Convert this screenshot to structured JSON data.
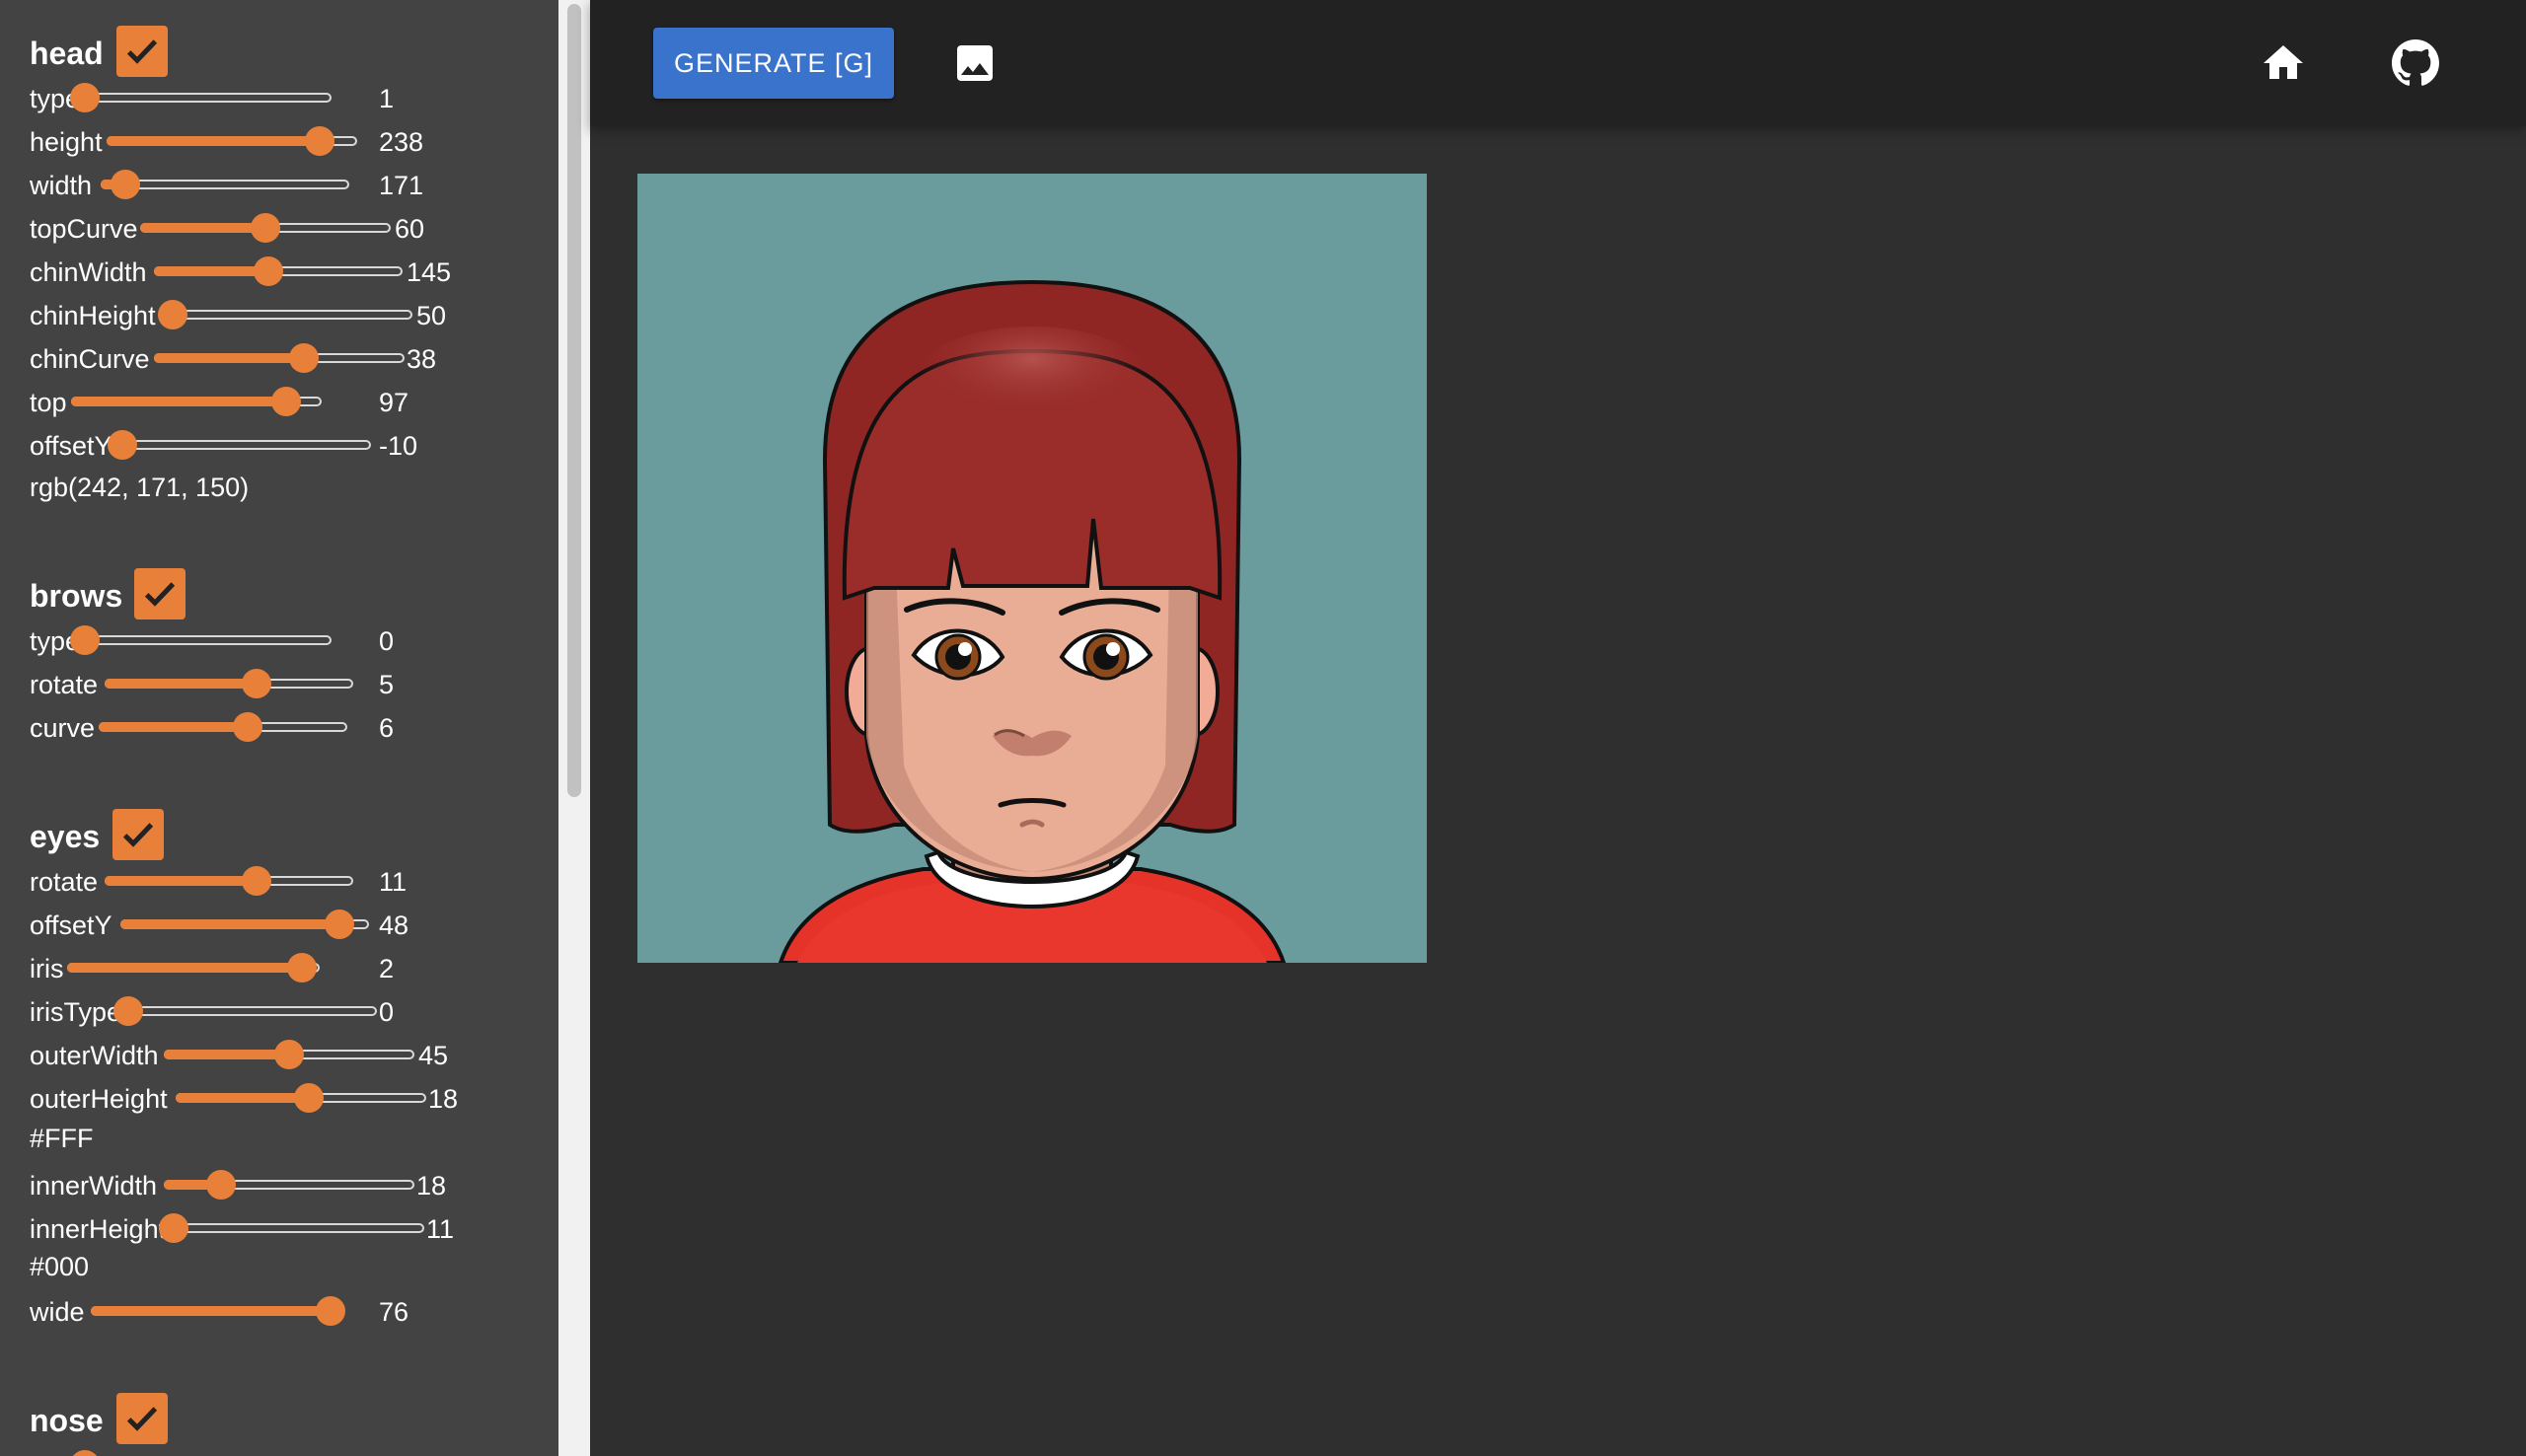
{
  "toolbar": {
    "generate_label": "GENERATE [G]",
    "icons": [
      "image-icon",
      "home-icon",
      "github-icon"
    ]
  },
  "colors": {
    "accent": "#e8803a",
    "button": "#3a73cc",
    "sidebar_bg": "#434343",
    "topbar_bg": "#222222",
    "canvas_bg": "#6b9c9d"
  },
  "sections": {
    "head": {
      "title": "head",
      "checked": true,
      "controls": [
        {
          "label": "type",
          "value": "1",
          "fraction": 0.0
        },
        {
          "label": "height",
          "value": "238",
          "fraction": 0.85
        },
        {
          "label": "width",
          "value": "171",
          "fraction": 0.1
        },
        {
          "label": "topCurve",
          "value": "60",
          "fraction": 0.5
        },
        {
          "label": "chinWidth",
          "value": "145",
          "fraction": 0.46
        },
        {
          "label": "chinHeight",
          "value": "50",
          "fraction": 0.05
        },
        {
          "label": "chinCurve",
          "value": "38",
          "fraction": 0.6
        },
        {
          "label": "top",
          "value": "97",
          "fraction": 0.86
        },
        {
          "label": "offsetY",
          "value": "-10",
          "fraction": 0.0
        }
      ],
      "color": "rgb(242, 171, 150)"
    },
    "brows": {
      "title": "brows",
      "checked": true,
      "controls": [
        {
          "label": "type",
          "value": "0",
          "fraction": 0.0
        },
        {
          "label": "rotate",
          "value": "5",
          "fraction": 0.61
        },
        {
          "label": "curve",
          "value": "6",
          "fraction": 0.6
        }
      ]
    },
    "eyes": {
      "title": "eyes",
      "checked": true,
      "controls": [
        {
          "label": "rotate",
          "value": "11",
          "fraction": 0.61
        },
        {
          "label": "offsetY",
          "value": "48",
          "fraction": 0.88
        },
        {
          "label": "iris",
          "value": "2",
          "fraction": 0.93
        },
        {
          "label": "irisType",
          "value": "0",
          "fraction": 0.0
        },
        {
          "label": "outerWidth",
          "value": "45",
          "fraction": 0.5
        },
        {
          "label": "outerHeight",
          "value": "18",
          "fraction": 0.53
        }
      ],
      "outer_color": "#FFF",
      "inner_controls": [
        {
          "label": "innerWidth",
          "value": "18",
          "fraction": 0.23
        },
        {
          "label": "innerHeight",
          "value": "11",
          "fraction": 0.0
        }
      ],
      "inner_color": "#000",
      "wide_control": {
        "label": "wide",
        "value": "76",
        "fraction": 0.97
      }
    },
    "nose": {
      "title": "nose",
      "checked": true
    }
  }
}
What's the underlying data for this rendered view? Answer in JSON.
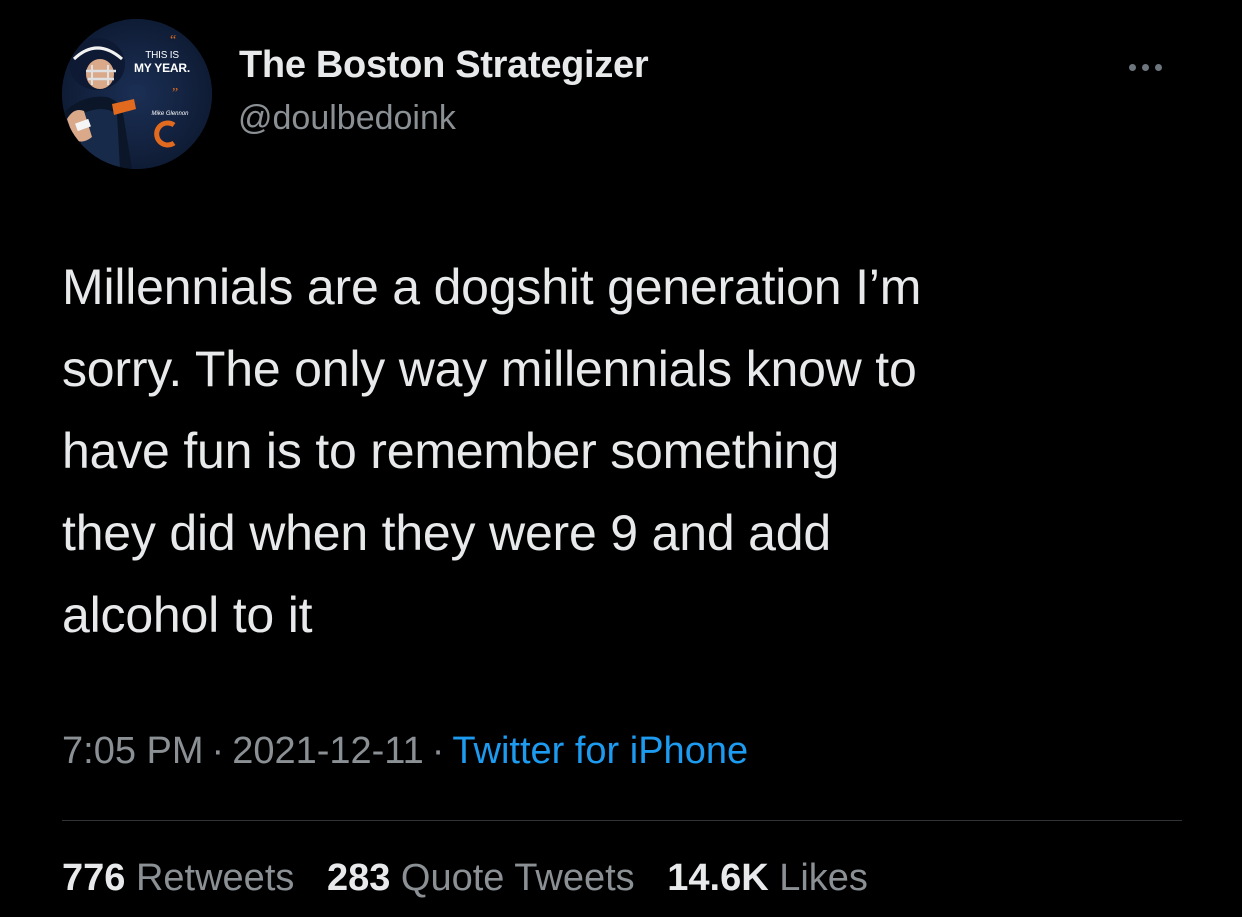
{
  "author": {
    "display_name": "The Boston Strategizer",
    "handle": "@doulbedoink",
    "avatar": {
      "caption_top": "THIS IS",
      "caption_main": "MY YEAR.",
      "credit": "Mike Glennon",
      "logo_letter": "C"
    }
  },
  "tweet": {
    "text": "Millennials are a dogshit generation I’m\nsorry. The only way millennials know to\nhave fun is to remember something\nthey did when they were 9 and add\nalcohol to it"
  },
  "meta": {
    "time": "7:05 PM",
    "separator": "·",
    "date": "2021-12-11",
    "source": "Twitter for iPhone"
  },
  "stats": {
    "retweets_count": "776",
    "retweets_label": "Retweets",
    "quotes_count": "283",
    "quotes_label": "Quote Tweets",
    "likes_count": "14.6K",
    "likes_label": "Likes"
  },
  "colors": {
    "background": "#000000",
    "text_primary": "#e7e9ea",
    "text_secondary": "#8b9095",
    "link": "#1d9bf0",
    "divider": "#2f3336"
  },
  "icons": {
    "more": "more-horizontal-icon"
  }
}
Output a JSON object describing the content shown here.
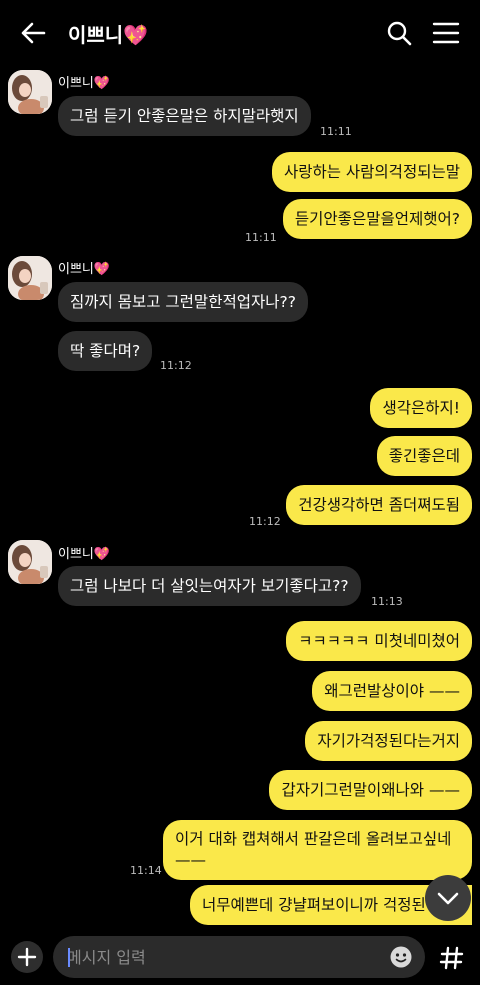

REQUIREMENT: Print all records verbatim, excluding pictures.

RESULT FOR THIS EXERCISE:
Convert this screenshot to structured JSON data.
{
  "toolbar": {
    "generate_label": "GENERATE [G]",
    "icons": [
      "image-icon",
      "home-icon",
      "github-icon"
    ]
  },
  "colors": {
    "accent": "#e8803a",
    "button": "#3a73cc",
    "sidebar_bg": "#434343",
    "topbar_bg": "#222222",
    "canvas_bg": "#6b9c9d"
  },
  "sections": {
    "head": {
      "title": "head",
      "checked": true,
      "controls": [
        {
          "label": "type",
          "value": "1",
          "fraction": 0.0
        },
        {
          "label": "height",
          "value": "238",
          "fraction": 0.85
        },
        {
          "label": "width",
          "value": "171",
          "fraction": 0.1
        },
        {
          "label": "topCurve",
          "value": "60",
          "fraction": 0.5
        },
        {
          "label": "chinWidth",
          "value": "145",
          "fraction": 0.46
        },
        {
          "label": "chinHeight",
          "value": "50",
          "fraction": 0.05
        },
        {
          "label": "chinCurve",
          "value": "38",
          "fraction": 0.6
        },
        {
          "label": "top",
          "value": "97",
          "fraction": 0.86
        },
        {
          "label": "offsetY",
          "value": "-10",
          "fraction": 0.0
        }
      ],
      "color": "rgb(242, 171, 150)"
    },
    "brows": {
      "title": "brows",
      "checked": true,
      "controls": [
        {
          "label": "type",
          "value": "0",
          "fraction": 0.0
        },
        {
          "label": "rotate",
          "value": "5",
          "fraction": 0.61
        },
        {
          "label": "curve",
          "value": "6",
          "fraction": 0.6
        }
      ]
    },
    "eyes": {
      "title": "eyes",
      "checked": true,
      "controls": [
        {
          "label": "rotate",
          "value": "11",
          "fraction": 0.61
        },
        {
          "label": "offsetY",
          "value": "48",
          "fraction": 0.88
        },
        {
          "label": "iris",
          "value": "2",
          "fraction": 0.93
        },
        {
          "label": "irisType",
          "value": "0",
          "fraction": 0.0
        },
        {
          "label": "outerWidth",
          "value": "45",
          "fraction": 0.5
        },
        {
          "label": "outerHeight",
          "value": "18",
          "fraction": 0.53
        }
      ],
      "outer_color": "#FFF",
      "inner_controls": [
        {
          "label": "innerWidth",
          "value": "18",
          "fraction": 0.23
        },
        {
          "label": "innerHeight",
          "value": "11",
          "fraction": 0.0
        }
      ],
      "inner_color": "#000",
      "wide_control": {
        "label": "wide",
        "value": "76",
        "fraction": 0.97
      }
    },
    "nose": {
      "title": "nose",
      "checked": true
    }
  }
}
What's the underlying data for this rendered view? Answer in JSON.
{
  "author": {
    "display_name": "The Boston Strategizer",
    "handle": "@doulbedoink",
    "avatar": {
      "caption_top": "THIS IS",
      "caption_main": "MY YEAR.",
      "credit": "Mike Glennon",
      "logo_letter": "C"
    }
  },
  "tweet": {
    "text": "Millennials are a dogshit generation I’m\nsorry. The only way millennials know to\nhave fun is to remember something\nthey did when they were 9 and add\nalcohol to it"
  },
  "meta": {
    "time": "7:05 PM",
    "separator": "·",
    "date": "2021-12-11",
    "source": "Twitter for iPhone"
  },
  "stats": {
    "retweets_count": "776",
    "retweets_label": "Retweets",
    "quotes_count": "283",
    "quotes_label": "Quote Tweets",
    "likes_count": "14.6K",
    "likes_label": "Likes"
  },
  "colors": {
    "background": "#000000",
    "text_primary": "#e7e9ea",
    "text_secondary": "#8b9095",
    "link": "#1d9bf0",
    "divider": "#2f3336"
  },
  "icons": {
    "more": "more-horizontal-icon"
  }
}
Output a JSON object describing the content shown here.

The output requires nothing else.